In these days of a waning, warm summer, what would induce a man to cultivate what appears to be a large scented woolen scarf unraveling around his face and neck?
A trip to New Orleans to a beard promenade, of course.
Walter Cnare of Lake Mills wants to enter his foot-long orange beard at the National Beard and Moustache Championships Sept. 6-7. If the beard goes, so does he. To that end, he is soliciting votes in a Facebook contest to win a trip to the nationals. He plans on competing in the granddaddy of the 18 mustache and beard categories: Full Natural Beard.
His is a looker, sure to attract the most solicitous of whiskerinos (beard groupies, female). It is a flowing free spirit of a beard, a furry bib, with oiled, combed curls that are carefully tucked into his shirt at mealtime.
No one can doubt the dedication or ignore the good humor of Cnare and his bearded brethren in the Madison Beard Wearers Union Local 608, a club of facial-hairians that meets monthly at local bars, preferably and mostly at Mickey’s on the Near East Side.
The club has 80 people on its mailing list, no dues and few inhibitions when the topic of conversation is pogonotrophy, or beard-growing.
There is a certain obscurity that club members cultivate along with self-effacing descriptions of their follicle fealty. Six members — among them, three full natural beards, a (Giuseppe) Verdi beard, a (Salvador) Dali mustache and a Musketeer partial beard — manned an information table at a recent Concert on the Square. They were soliciting from bearded strangers votes for Cnare and new members for the club. Their polite, full-frontal approach puzzled some, but a lot of beard-wearers nodded knowingly — and their spouses tugged at their elbows — as club members explained their dedication to growing a beard, drinking beer and choosing the right conditioner.
“Most people (at the concert) thought we were talking about ‘beers,’ not ‘beards,’” said Ryan Lamney, club president. (Full Natural.)
Cnare, 40, is a forester for the city of Lake Mills. His 2-year old beard has placed well in “beard-offs” and other competitions, most recently at the High Noon Saloon. He also won the five-state Border Beards competition in Minnesota, and he has great hopes for a favorable placing in New Orleans.
At such contests, beards are judged on length, color and a gimmick known as “presence.”
“That includes your outfit and, well, pageantry,” Cnare said. “There’s a lot of peacocking going on. It’s kind of like a dog show for men.”
Beard events often include sideshows such as women’s competitions (they put on fake beards) and a special “petting show,” where — for a donation to a charitable causes — a person is allowed to stroke a favorite beard.
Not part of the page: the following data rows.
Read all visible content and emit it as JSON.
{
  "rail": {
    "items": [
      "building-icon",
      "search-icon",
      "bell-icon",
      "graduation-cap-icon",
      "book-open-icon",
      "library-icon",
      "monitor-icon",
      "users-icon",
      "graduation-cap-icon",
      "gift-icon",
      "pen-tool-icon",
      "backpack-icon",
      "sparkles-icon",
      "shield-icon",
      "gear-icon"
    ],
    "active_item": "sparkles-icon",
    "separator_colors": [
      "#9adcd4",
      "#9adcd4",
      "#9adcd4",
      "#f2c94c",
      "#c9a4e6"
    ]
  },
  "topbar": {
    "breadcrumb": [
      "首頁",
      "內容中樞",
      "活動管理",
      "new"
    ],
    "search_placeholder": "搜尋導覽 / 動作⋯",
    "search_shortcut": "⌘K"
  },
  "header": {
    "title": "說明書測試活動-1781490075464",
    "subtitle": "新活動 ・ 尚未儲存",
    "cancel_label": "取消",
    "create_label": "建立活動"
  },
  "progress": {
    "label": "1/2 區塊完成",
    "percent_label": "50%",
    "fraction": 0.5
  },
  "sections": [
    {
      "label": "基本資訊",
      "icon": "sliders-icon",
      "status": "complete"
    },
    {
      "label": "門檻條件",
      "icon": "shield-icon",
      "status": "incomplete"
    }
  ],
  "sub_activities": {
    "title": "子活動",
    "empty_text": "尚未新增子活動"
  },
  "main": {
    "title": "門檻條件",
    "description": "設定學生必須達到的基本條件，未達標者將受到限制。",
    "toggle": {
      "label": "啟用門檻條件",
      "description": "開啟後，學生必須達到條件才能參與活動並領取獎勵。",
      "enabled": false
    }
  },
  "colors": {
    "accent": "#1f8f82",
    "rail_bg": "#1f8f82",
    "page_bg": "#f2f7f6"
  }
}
Cnare and Lamney said they have grown accustomed to questions from people who aren’t quite pogonophobic but are skeptical of the positive side of beards. These are not your “no shaving in November” or deer-hunting-camp beards. Keeping a quality beard takes some dedication to grooming and patience with those skeptics.
The three most-asked questions: Do you wash it? Yes. Is it soft? Yes. Can I touch it? Ask first.
Truly long-bearded men get used to tucking their beards into their shirts when they eat. Generally they will drink beer with a straw. Ice cream is a challenge, and hearty sandwiches? “You bite your hair off a lot,” said Cnare.
“Some people think we’re angry or intimidating, just because we have beards,” said Cnare, who couldn’t be more gentle or friendly. He described beards as “manly, but clean. They smell fantastic.”
(Experts recommend lemon or lime juice to neutralize strong beard odors.)
“Women? Oh, it’s about 50/50 I think. Some love it, some hate it. But I don’t grow it for women, I grow it because I think I look good with it,” he said.
Cnare has tended facial hair off and on for 20 years.
“I’ve done them all: goatees, sideburns, handlebar mustache.” For his first competition, his beard was not full so he entered, and won, the (Giuseppe) Garibaldi category.
It will be some time before Cnare and his beard are parted.
“That’s called ‘terminal length,’ or as long as a beard can grow, and I haven’t reached it yet,” he said.